  4. CLA Dave Says:

    Bob Barr is an idiot. We were told it is forbidden to even look in windows.

  5. In some LCO Says:

    Bob Barr is a fool.

    The issue comes up with large apartment buildings with locked or guarded central access. When a concierge or a doorman will not allow a credentialed enumerator in, he/she is breaking the law. We have had many such cases. Most resolve with a managerial call to the concierge or their controlling management company.

    A few management companies have had to have the fine amount read out to them, but tha tis rare.

  6. nonny mooses Says:

    He doesn’t know what he’s talking about. We were instructed to NEVER, not even in the rain nor even if invited, enter a home. Common areas of apartment buildings or driveways, sure. But going inside someone’s home is a liability and a safety issue for both enumerators and respondents.

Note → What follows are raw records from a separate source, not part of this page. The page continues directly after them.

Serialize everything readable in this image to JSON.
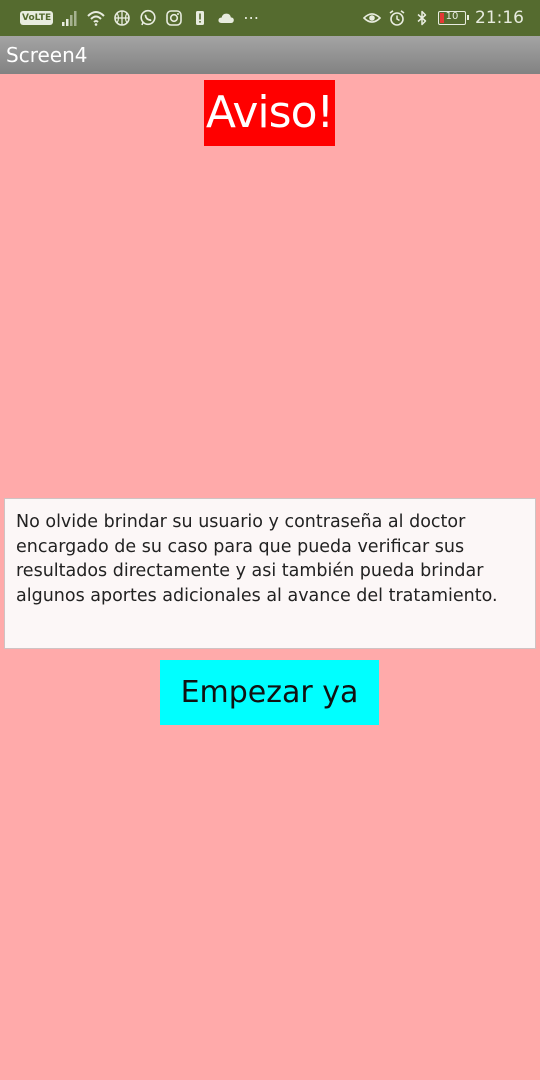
{
  "status_bar": {
    "volte_label": "VoLTE",
    "battery_level": "10",
    "time": "21:16",
    "icons": [
      "volte-icon",
      "signal-icon",
      "wifi-icon",
      "basketball-icon",
      "whatsapp-icon",
      "instagram-icon",
      "alert-icon",
      "cloud-icon",
      "more-icon",
      "eye-icon",
      "alarm-icon",
      "bluetooth-icon",
      "battery-icon"
    ],
    "colors": {
      "background": "#556b2f",
      "battery_low": "#e53935"
    }
  },
  "title_bar": {
    "title": "Screen4"
  },
  "main": {
    "notice_label": "Aviso!",
    "message": "No olvide brindar su usuario y contraseña al doctor encargado de su caso para que pueda verificar sus resultados directamente y asi también pueda brindar algunos aportes adicionales al avance del tratamiento.",
    "start_button_label": "Empezar ya",
    "colors": {
      "background": "#ffaaaa",
      "notice_bg": "#ff0000",
      "button_bg": "#00ffff"
    }
  }
}
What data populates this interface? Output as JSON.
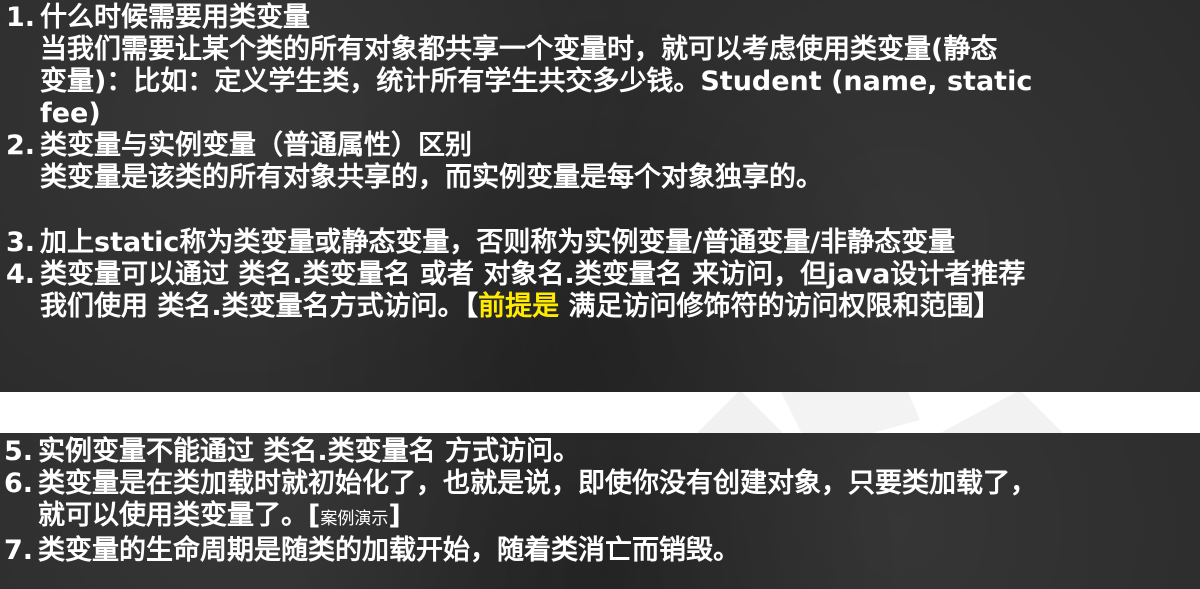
{
  "slide_top": {
    "item1": {
      "num": "1.",
      "heading": "什么时候需要用类变量",
      "line1": "当我们需要让某个类的所有对象都共享一个变量时，就可以考虑使用类变量(静态",
      "line2": "变量)：比如：定义学生类，统计所有学生共交多少钱。Student (name, static",
      "line3": "fee)"
    },
    "item2": {
      "num": "2.",
      "heading": "类变量与实例变量（普通属性）区别",
      "line1": "类变量是该类的所有对象共享的，而实例变量是每个对象独享的。"
    },
    "item3": {
      "num": "3.",
      "line1": "加上static称为类变量或静态变量，否则称为实例变量/普通变量/非静态变量"
    },
    "item4": {
      "num": "4.",
      "line1": "类变量可以通过 类名.类变量名 或者  对象名.类变量名 来访问，但java设计者推荐",
      "line2_before": "我们使用 类名.类变量名方式访问。【",
      "line2_highlight": "前提是",
      "line2_after": " 满足访问修饰符的访问权限和范围】"
    }
  },
  "slide_bottom": {
    "item5": {
      "num": "5.",
      "line1": "实例变量不能通过 类名.类变量名 方式访问。"
    },
    "item6": {
      "num": "6.",
      "line1": "类变量是在类加载时就初始化了，也就是说，即使你没有创建对象，只要类加载了，",
      "line2_before": "就可以使用类变量了。",
      "line2_bracket_open": "[",
      "line2_tag": "案例演示",
      "line2_bracket_close": "]"
    },
    "item7": {
      "num": "7.",
      "line1": "类变量的生命周期是随类的加载开始，随着类消亡而销毁。"
    }
  },
  "colors": {
    "slide_bg": "#2b2b2b",
    "text": "#ffffff",
    "highlight": "#ffea00"
  }
}
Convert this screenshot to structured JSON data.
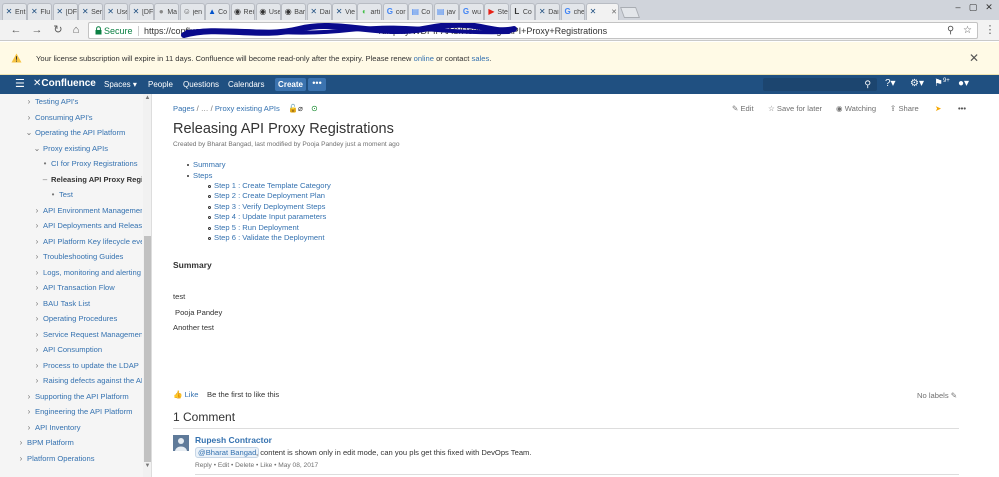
{
  "colors": {
    "confluence_header": "#205081",
    "link": "#3572b0",
    "secure": "#0b8043",
    "banner_bg": "#fffae6"
  },
  "browser": {
    "tabs": [
      {
        "title": "Ent",
        "icon": "confluence-icon"
      },
      {
        "title": "Flu",
        "icon": "confluence-icon"
      },
      {
        "title": "[DF",
        "icon": "confluence-icon"
      },
      {
        "title": "Ser",
        "icon": "confluence-icon"
      },
      {
        "title": "Use",
        "icon": "confluence-icon"
      },
      {
        "title": "[DF",
        "icon": "confluence-icon"
      },
      {
        "title": "Ma",
        "icon": "avatar-icon"
      },
      {
        "title": "jen",
        "icon": "jenkins-icon"
      },
      {
        "title": "Co",
        "icon": "atlassian-icon"
      },
      {
        "title": "Rei",
        "icon": "github-icon"
      },
      {
        "title": "Use",
        "icon": "github-icon"
      },
      {
        "title": "Bar",
        "icon": "github-icon"
      },
      {
        "title": "Dai",
        "icon": "confluence-icon"
      },
      {
        "title": "Vie",
        "icon": "confluence-icon"
      },
      {
        "title": "arti",
        "icon": "artifactory-icon"
      },
      {
        "title": "cor",
        "icon": "google-icon"
      },
      {
        "title": "Co",
        "icon": "page-icon"
      },
      {
        "title": "jav",
        "icon": "page-icon"
      },
      {
        "title": "wu",
        "icon": "google-icon"
      },
      {
        "title": "Ste",
        "icon": "youtube-icon"
      },
      {
        "title": "Co",
        "icon": "ls-icon"
      },
      {
        "title": "Dai",
        "icon": "confluence-icon"
      },
      {
        "title": "che",
        "icon": "google-icon"
      },
      {
        "title": "",
        "icon": "confluence-icon"
      }
    ],
    "url_visible": "https://confluence",
    "url_tail": "/display/WDPIPAAS/Releasing+API+Proxy+Registrations",
    "secure_label": "Secure"
  },
  "banner": {
    "text_before": "Your license subscription will expire in 11 days. Confluence will become read-only after the expiry. Please renew",
    "link_online": "online",
    "text_mid": "or contact",
    "link_sales": "sales",
    "text_end": "."
  },
  "header": {
    "logo": "Confluence",
    "nav": [
      "Spaces ▾",
      "People",
      "Questions",
      "Calendars"
    ],
    "create": "Create",
    "more": "•••",
    "notif_count": "9+"
  },
  "sidebar": {
    "items": [
      {
        "label": "Testing API's",
        "level": 1,
        "toggle": "›"
      },
      {
        "label": "Consuming API's",
        "level": 1,
        "toggle": "›"
      },
      {
        "label": "Operating the API Platform",
        "level": 1,
        "toggle": "⌄"
      },
      {
        "label": "Proxy existing APIs",
        "level": 2,
        "toggle": "⌄"
      },
      {
        "label": "CI for Proxy Registrations",
        "level": 3,
        "toggle": "•"
      },
      {
        "label": "Releasing API Proxy Registrations",
        "level": 3,
        "toggle": "–",
        "current": true
      },
      {
        "label": "Test",
        "level": 4,
        "toggle": "•"
      },
      {
        "label": "API Environment Management",
        "level": 2,
        "toggle": "›"
      },
      {
        "label": "API Deployments and Releases",
        "level": 2,
        "toggle": "›"
      },
      {
        "label": "API Platform Key lifecycle events",
        "level": 2,
        "toggle": "›"
      },
      {
        "label": "Troubleshooting Guides",
        "level": 2,
        "toggle": "›"
      },
      {
        "label": "Logs, monitoring and alerting",
        "level": 2,
        "toggle": "›"
      },
      {
        "label": "API Transaction Flow",
        "level": 2,
        "toggle": "›"
      },
      {
        "label": "BAU Task List",
        "level": 2,
        "toggle": "›"
      },
      {
        "label": "Operating Procedures",
        "level": 2,
        "toggle": "›"
      },
      {
        "label": "Service Request Management",
        "level": 2,
        "toggle": "›"
      },
      {
        "label": "API Consumption",
        "level": 2,
        "toggle": "›"
      },
      {
        "label": "Process to update the LDAP",
        "level": 2,
        "toggle": "›"
      },
      {
        "label": "Raising defects against the API",
        "level": 2,
        "toggle": "›"
      },
      {
        "label": "Supporting the API Platform",
        "level": 1,
        "toggle": "›"
      },
      {
        "label": "Engineering the API Platform",
        "level": 1,
        "toggle": "›"
      },
      {
        "label": "API Inventory",
        "level": 1,
        "toggle": "›"
      },
      {
        "label": "BPM Platform",
        "level": 0,
        "toggle": "›"
      },
      {
        "label": "Platform Operations",
        "level": 0,
        "toggle": "›"
      }
    ]
  },
  "page": {
    "breadcrumb_pages": "Pages",
    "breadcrumb_ellipsis": "/ … /",
    "breadcrumb_parent": "Proxy existing APIs",
    "actions": {
      "edit": "Edit",
      "save": "Save for later",
      "watching": "Watching",
      "share": "Share"
    },
    "title": "Releasing API Proxy Registrations",
    "byline": "Created by Bharat Bangad, last modified by Pooja Pandey just a moment ago",
    "toc": {
      "top": [
        "Summary",
        "Steps"
      ],
      "steps": [
        "Step 1 : Create Template Category",
        "Step 2 : Create Deployment Plan",
        "Step 3 : Verify Deployment Steps",
        "Step 4 : Update Input parameters",
        "Step 5 : Run Deployment",
        "Step 6 :  Validate the Deployment"
      ]
    },
    "summary_heading": "Summary",
    "body": [
      "test",
      "Pooja Pandey",
      "Another test"
    ],
    "like_link": "Like",
    "like_first": "Be the first to like this",
    "no_labels": "No labels",
    "comments_heading": "1 Comment",
    "comment": {
      "author": "Rupesh Contractor",
      "mention": "Bharat Bangad",
      "text": ", content is shown only in edit mode, can you pls get this fixed with DevOps Team.",
      "actions": "Reply • Edit • Delete • Like • May 08, 2017"
    }
  }
}
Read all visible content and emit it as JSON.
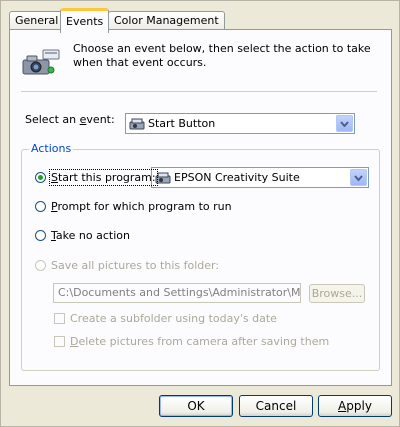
{
  "tabs": [
    {
      "label": "General"
    },
    {
      "label": "Events",
      "active": true
    },
    {
      "label": "Color Management"
    }
  ],
  "intro": {
    "text": "Choose an event below, then select the action to take when that event occurs.",
    "icon": "camera-scanner-icon"
  },
  "event": {
    "label_pre": "Select an ",
    "label_key": "e",
    "label_post": "vent:",
    "selected": "Start Button",
    "icon": "scanner-icon"
  },
  "actions": {
    "group_title": "Actions",
    "start_program": {
      "pre": "",
      "key": "S",
      "post": "tart this program:",
      "checked": true
    },
    "program_selected": "EPSON Creativity Suite",
    "program_icon": "scanner-icon",
    "prompt": {
      "pre": "",
      "key": "P",
      "post": "rompt for which program to run"
    },
    "no_action": {
      "pre": "",
      "key": "T",
      "post": "ake no action"
    },
    "save_pictures": "Save all pictures to this folder:",
    "folder_path": "C:\\Documents and Settings\\Administrator\\My Docu",
    "browse_label": "Browse...",
    "subfolder": "Create a subfolder using today's date",
    "delete_pictures": {
      "pre": "",
      "key": "D",
      "post": "elete pictures from camera after saving them"
    }
  },
  "buttons": {
    "ok": "OK",
    "cancel": "Cancel",
    "apply_key": "A",
    "apply_rest": "pply"
  },
  "colors": {
    "accent": "#0046d5",
    "tab_highlight": "#ffc83c",
    "radio_dot": "#21a121"
  }
}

  7. mandy_Reeves Says:

    Yeah I got a ton of folks inviting me in

  8. Chicken Little Says:

    I have gone into a small number of homes: elderly with walkers, stay-at-home parents holding babies, individuals in apt. with shared hallways who did not want others to hear their personal info., etc. I stood near the doorway – all were very decent, kind-hearted. They also said the same of me.

  9. ET Says:

  10. California FOS Says:

    Chicken Little, be careful. One of my enumerators entered the home of what she thought was a “decent, kind-hearted” individual until he locked the door behind her and proceeded to attempt to sexually assault her. I tell my enumerators not to go inside homes unless it’s someone they already know from their life outside the Census. (Since they are enumerating their own neighborhoods, they run across quite a few of their own friends, relatives and neighbors in the course of their duties.)

  11. anonymous Says:

    California FOS, thank you for reminding everyone!

  12. pissed off at CW Says:

    What say you to a Census worker entering property with dogs that they have a)previously visited, questions anwered but not all, just the ones required by the consitution; b) were told not to come back and especially not to enter the yard because of the dogs present (CW personally saw the type of dogs & knew of their presence); c)told homeowner they could come back as many times as they wanted and could enter the property at any time they wanted irregardless of what the homeowner requested.
    If the CW have this unlimited power, do they not have to assume the risks involved with it?